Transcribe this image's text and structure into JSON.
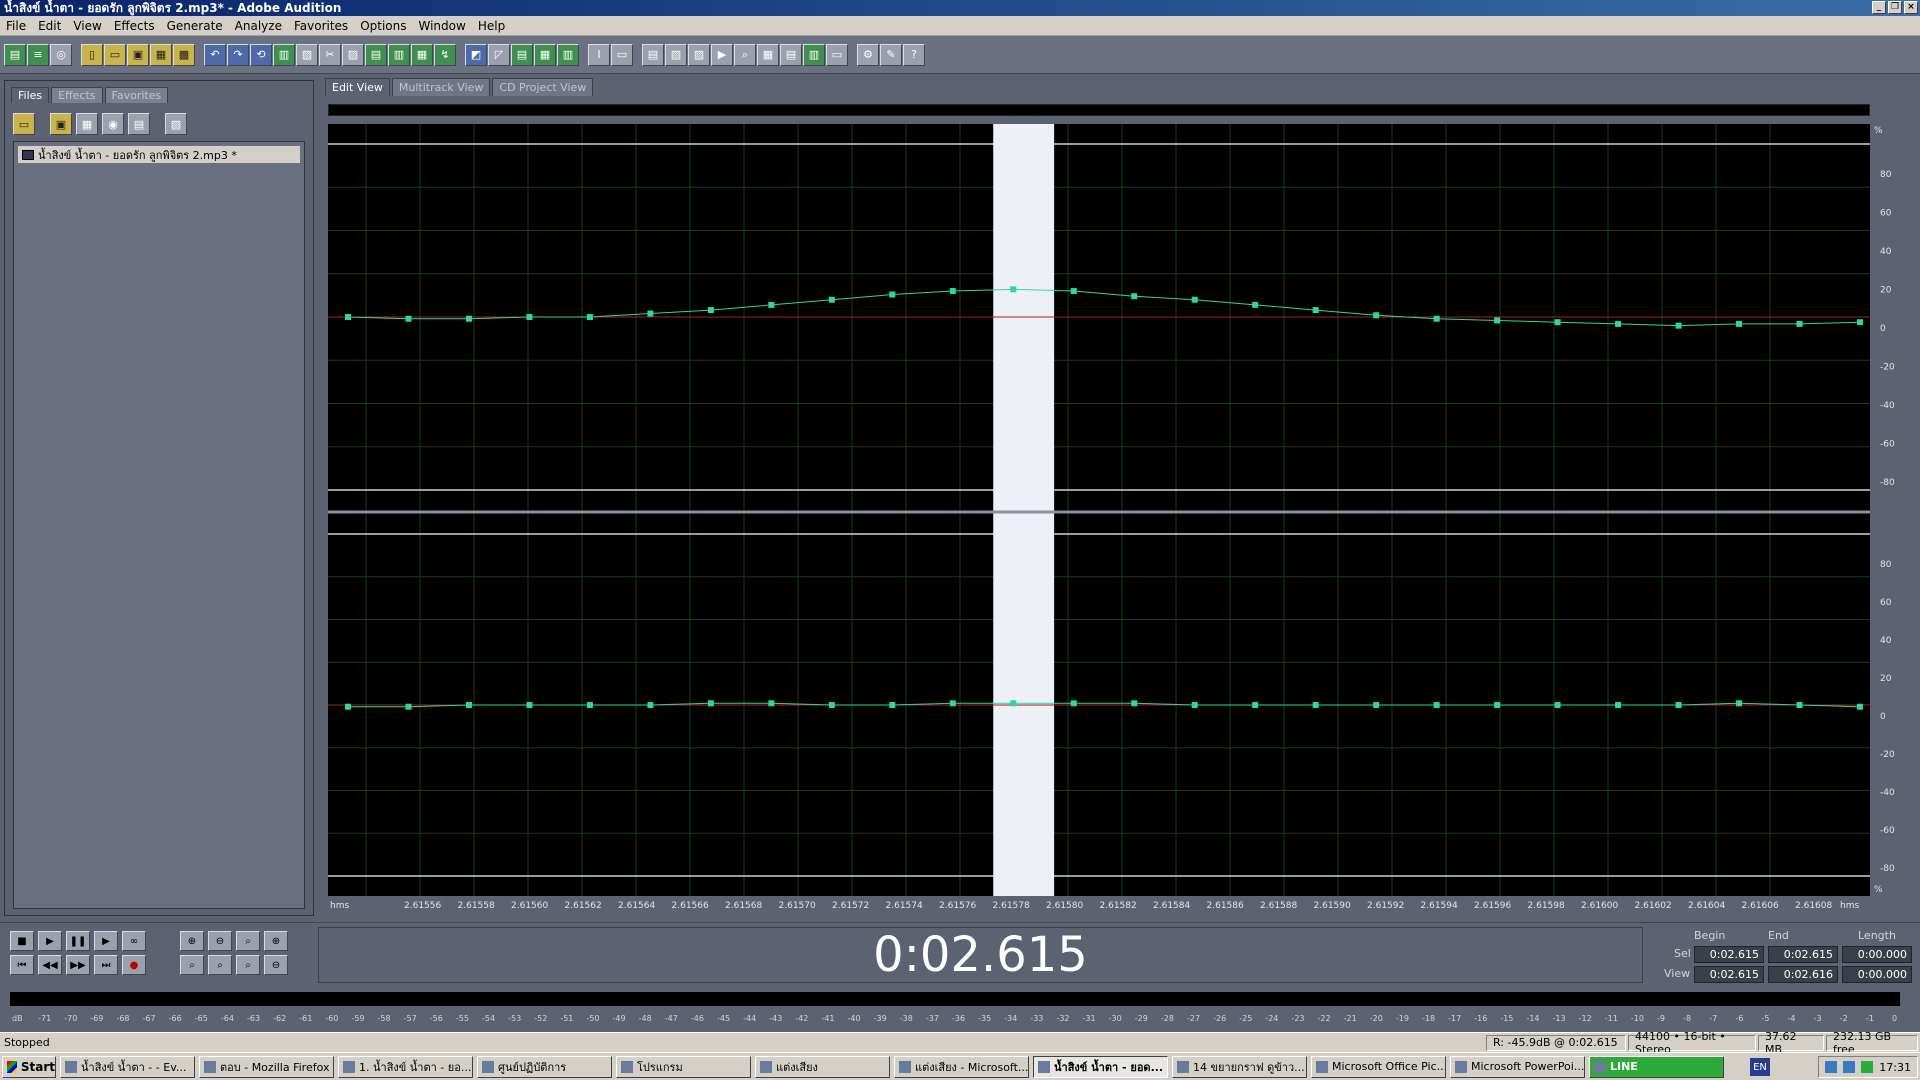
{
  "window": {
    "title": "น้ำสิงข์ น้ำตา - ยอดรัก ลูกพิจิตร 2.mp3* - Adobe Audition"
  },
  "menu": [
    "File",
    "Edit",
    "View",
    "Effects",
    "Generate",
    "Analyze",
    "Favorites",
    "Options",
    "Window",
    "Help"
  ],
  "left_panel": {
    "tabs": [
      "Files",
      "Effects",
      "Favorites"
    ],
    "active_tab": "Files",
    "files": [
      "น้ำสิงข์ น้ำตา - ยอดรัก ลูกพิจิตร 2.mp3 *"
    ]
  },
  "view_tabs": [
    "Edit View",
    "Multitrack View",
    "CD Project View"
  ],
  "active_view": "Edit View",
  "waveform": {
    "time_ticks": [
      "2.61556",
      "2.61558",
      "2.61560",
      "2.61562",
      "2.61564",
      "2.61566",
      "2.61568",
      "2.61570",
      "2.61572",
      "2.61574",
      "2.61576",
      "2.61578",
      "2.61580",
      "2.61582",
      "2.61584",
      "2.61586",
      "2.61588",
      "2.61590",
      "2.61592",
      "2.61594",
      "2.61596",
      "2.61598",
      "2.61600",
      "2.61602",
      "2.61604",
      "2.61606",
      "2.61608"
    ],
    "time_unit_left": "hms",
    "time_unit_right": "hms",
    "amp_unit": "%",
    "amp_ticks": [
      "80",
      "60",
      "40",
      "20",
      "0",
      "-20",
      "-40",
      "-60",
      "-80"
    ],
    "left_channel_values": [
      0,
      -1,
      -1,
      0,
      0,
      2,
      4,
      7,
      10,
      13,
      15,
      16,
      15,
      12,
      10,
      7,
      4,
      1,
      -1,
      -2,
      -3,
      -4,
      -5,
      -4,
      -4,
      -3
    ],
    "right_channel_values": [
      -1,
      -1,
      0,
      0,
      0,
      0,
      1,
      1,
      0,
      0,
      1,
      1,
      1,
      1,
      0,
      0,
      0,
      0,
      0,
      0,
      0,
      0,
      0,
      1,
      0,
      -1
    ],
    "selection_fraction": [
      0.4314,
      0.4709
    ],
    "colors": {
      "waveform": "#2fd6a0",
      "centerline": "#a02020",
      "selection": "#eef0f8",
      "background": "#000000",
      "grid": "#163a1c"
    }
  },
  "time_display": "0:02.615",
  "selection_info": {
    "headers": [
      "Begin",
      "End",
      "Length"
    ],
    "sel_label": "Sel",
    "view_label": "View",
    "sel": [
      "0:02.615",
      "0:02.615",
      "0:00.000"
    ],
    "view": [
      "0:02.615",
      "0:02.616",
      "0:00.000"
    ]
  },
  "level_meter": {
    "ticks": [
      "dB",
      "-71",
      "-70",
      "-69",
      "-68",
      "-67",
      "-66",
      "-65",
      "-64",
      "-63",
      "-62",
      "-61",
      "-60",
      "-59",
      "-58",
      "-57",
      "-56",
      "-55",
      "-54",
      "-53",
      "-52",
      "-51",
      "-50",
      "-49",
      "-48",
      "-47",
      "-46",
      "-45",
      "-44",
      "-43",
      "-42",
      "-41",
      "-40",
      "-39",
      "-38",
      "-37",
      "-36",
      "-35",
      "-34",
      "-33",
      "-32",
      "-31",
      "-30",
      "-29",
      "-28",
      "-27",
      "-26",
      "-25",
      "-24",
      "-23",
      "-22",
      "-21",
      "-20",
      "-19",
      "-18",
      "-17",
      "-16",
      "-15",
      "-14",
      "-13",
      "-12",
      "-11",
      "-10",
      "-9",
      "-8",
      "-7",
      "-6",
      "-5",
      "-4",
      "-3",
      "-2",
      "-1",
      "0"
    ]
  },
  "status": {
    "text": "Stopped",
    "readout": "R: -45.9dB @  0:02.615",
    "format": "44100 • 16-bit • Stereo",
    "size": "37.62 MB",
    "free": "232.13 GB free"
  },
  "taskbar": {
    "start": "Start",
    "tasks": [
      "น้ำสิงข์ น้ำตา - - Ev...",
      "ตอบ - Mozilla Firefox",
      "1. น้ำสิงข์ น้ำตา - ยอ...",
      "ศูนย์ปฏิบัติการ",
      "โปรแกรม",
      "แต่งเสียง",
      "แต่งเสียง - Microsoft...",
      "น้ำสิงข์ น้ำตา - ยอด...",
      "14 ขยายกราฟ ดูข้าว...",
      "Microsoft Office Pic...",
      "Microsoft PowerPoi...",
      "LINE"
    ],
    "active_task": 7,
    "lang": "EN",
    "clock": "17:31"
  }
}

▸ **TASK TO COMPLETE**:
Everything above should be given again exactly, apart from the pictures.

▸ **SOLUTION TO THE EXERCISE**:
Transcribe this image's text and structure into JSON.
{
  "window": {
    "title": "น้ำสิงข์ น้ำตา - ยอดรัก ลูกพิจิตร 2.mp3* - Adobe Audition"
  },
  "menu": [
    "File",
    "Edit",
    "View",
    "Effects",
    "Generate",
    "Analyze",
    "Favorites",
    "Options",
    "Window",
    "Help"
  ],
  "left_panel": {
    "tabs": [
      "Files",
      "Effects",
      "Favorites"
    ],
    "active_tab": "Files",
    "files": [
      "น้ำสิงข์ น้ำตา - ยอดรัก ลูกพิจิตร 2.mp3 *"
    ]
  },
  "view_tabs": [
    "Edit View",
    "Multitrack View",
    "CD Project View"
  ],
  "active_view": "Edit View",
  "waveform": {
    "time_ticks": [
      "2.61556",
      "2.61558",
      "2.61560",
      "2.61562",
      "2.61564",
      "2.61566",
      "2.61568",
      "2.61570",
      "2.61572",
      "2.61574",
      "2.61576",
      "2.61578",
      "2.61580",
      "2.61582",
      "2.61584",
      "2.61586",
      "2.61588",
      "2.61590",
      "2.61592",
      "2.61594",
      "2.61596",
      "2.61598",
      "2.61600",
      "2.61602",
      "2.61604",
      "2.61606",
      "2.61608"
    ],
    "time_unit_left": "hms",
    "time_unit_right": "hms",
    "amp_unit": "%",
    "amp_ticks": [
      "80",
      "60",
      "40",
      "20",
      "0",
      "-20",
      "-40",
      "-60",
      "-80"
    ],
    "left_channel_values": [
      0,
      -1,
      -1,
      0,
      0,
      2,
      4,
      7,
      10,
      13,
      15,
      16,
      15,
      12,
      10,
      7,
      4,
      1,
      -1,
      -2,
      -3,
      -4,
      -5,
      -4,
      -4,
      -3
    ],
    "right_channel_values": [
      -1,
      -1,
      0,
      0,
      0,
      0,
      1,
      1,
      0,
      0,
      1,
      1,
      1,
      1,
      0,
      0,
      0,
      0,
      0,
      0,
      0,
      0,
      0,
      1,
      0,
      -1
    ],
    "selection_fraction": [
      0.4314,
      0.4709
    ],
    "colors": {
      "waveform": "#2fd6a0",
      "centerline": "#a02020",
      "selection": "#eef0f8",
      "background": "#000000",
      "grid": "#163a1c"
    }
  },
  "time_display": "0:02.615",
  "selection_info": {
    "headers": [
      "Begin",
      "End",
      "Length"
    ],
    "sel_label": "Sel",
    "view_label": "View",
    "sel": [
      "0:02.615",
      "0:02.615",
      "0:00.000"
    ],
    "view": [
      "0:02.615",
      "0:02.616",
      "0:00.000"
    ]
  },
  "level_meter": {
    "ticks": [
      "dB",
      "-71",
      "-70",
      "-69",
      "-68",
      "-67",
      "-66",
      "-65",
      "-64",
      "-63",
      "-62",
      "-61",
      "-60",
      "-59",
      "-58",
      "-57",
      "-56",
      "-55",
      "-54",
      "-53",
      "-52",
      "-51",
      "-50",
      "-49",
      "-48",
      "-47",
      "-46",
      "-45",
      "-44",
      "-43",
      "-42",
      "-41",
      "-40",
      "-39",
      "-38",
      "-37",
      "-36",
      "-35",
      "-34",
      "-33",
      "-32",
      "-31",
      "-30",
      "-29",
      "-28",
      "-27",
      "-26",
      "-25",
      "-24",
      "-23",
      "-22",
      "-21",
      "-20",
      "-19",
      "-18",
      "-17",
      "-16",
      "-15",
      "-14",
      "-13",
      "-12",
      "-11",
      "-10",
      "-9",
      "-8",
      "-7",
      "-6",
      "-5",
      "-4",
      "-3",
      "-2",
      "-1",
      "0"
    ]
  },
  "status": {
    "text": "Stopped",
    "readout": "R: -45.9dB @  0:02.615",
    "format": "44100 • 16-bit • Stereo",
    "size": "37.62 MB",
    "free": "232.13 GB free"
  },
  "taskbar": {
    "start": "Start",
    "tasks": [
      "น้ำสิงข์ น้ำตา - - Ev...",
      "ตอบ - Mozilla Firefox",
      "1. น้ำสิงข์ น้ำตา - ยอ...",
      "ศูนย์ปฏิบัติการ",
      "โปรแกรม",
      "แต่งเสียง",
      "แต่งเสียง - Microsoft...",
      "น้ำสิงข์ น้ำตา - ยอด...",
      "14 ขยายกราฟ ดูข้าว...",
      "Microsoft Office Pic...",
      "Microsoft PowerPoi...",
      "LINE"
    ],
    "active_task": 7,
    "lang": "EN",
    "clock": "17:31"
  }
}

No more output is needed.